## SOURCE MATERIAL
__________

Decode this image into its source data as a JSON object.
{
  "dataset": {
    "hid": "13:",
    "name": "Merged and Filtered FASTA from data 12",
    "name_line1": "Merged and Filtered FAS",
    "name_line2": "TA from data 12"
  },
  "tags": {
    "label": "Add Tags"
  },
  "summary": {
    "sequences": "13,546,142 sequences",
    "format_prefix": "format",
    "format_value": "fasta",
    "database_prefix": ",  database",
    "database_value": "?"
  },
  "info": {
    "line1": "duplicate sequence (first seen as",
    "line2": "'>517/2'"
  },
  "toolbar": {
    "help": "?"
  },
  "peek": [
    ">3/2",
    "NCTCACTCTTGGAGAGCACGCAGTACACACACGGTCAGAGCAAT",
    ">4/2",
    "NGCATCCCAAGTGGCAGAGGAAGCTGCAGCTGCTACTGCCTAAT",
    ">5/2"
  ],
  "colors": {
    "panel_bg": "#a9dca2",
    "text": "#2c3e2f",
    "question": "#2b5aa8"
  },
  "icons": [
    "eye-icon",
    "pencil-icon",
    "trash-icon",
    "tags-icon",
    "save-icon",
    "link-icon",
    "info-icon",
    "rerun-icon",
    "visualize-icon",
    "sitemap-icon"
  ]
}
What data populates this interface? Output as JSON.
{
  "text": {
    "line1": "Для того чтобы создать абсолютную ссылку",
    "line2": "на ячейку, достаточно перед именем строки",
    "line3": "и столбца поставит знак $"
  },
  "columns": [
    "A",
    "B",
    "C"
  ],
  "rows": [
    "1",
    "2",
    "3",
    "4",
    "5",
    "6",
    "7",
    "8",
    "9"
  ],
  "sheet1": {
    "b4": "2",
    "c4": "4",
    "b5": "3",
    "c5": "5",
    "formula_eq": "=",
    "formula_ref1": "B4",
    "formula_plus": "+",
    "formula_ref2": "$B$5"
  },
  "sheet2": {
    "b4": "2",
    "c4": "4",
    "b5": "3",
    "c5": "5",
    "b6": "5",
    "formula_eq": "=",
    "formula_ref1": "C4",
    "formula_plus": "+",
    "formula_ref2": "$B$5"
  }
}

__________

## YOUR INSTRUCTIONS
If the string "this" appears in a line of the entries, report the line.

## TASK RESPONSE
Decode this image into its source data as a JSON object.
What data populates this interface? Output as JSON.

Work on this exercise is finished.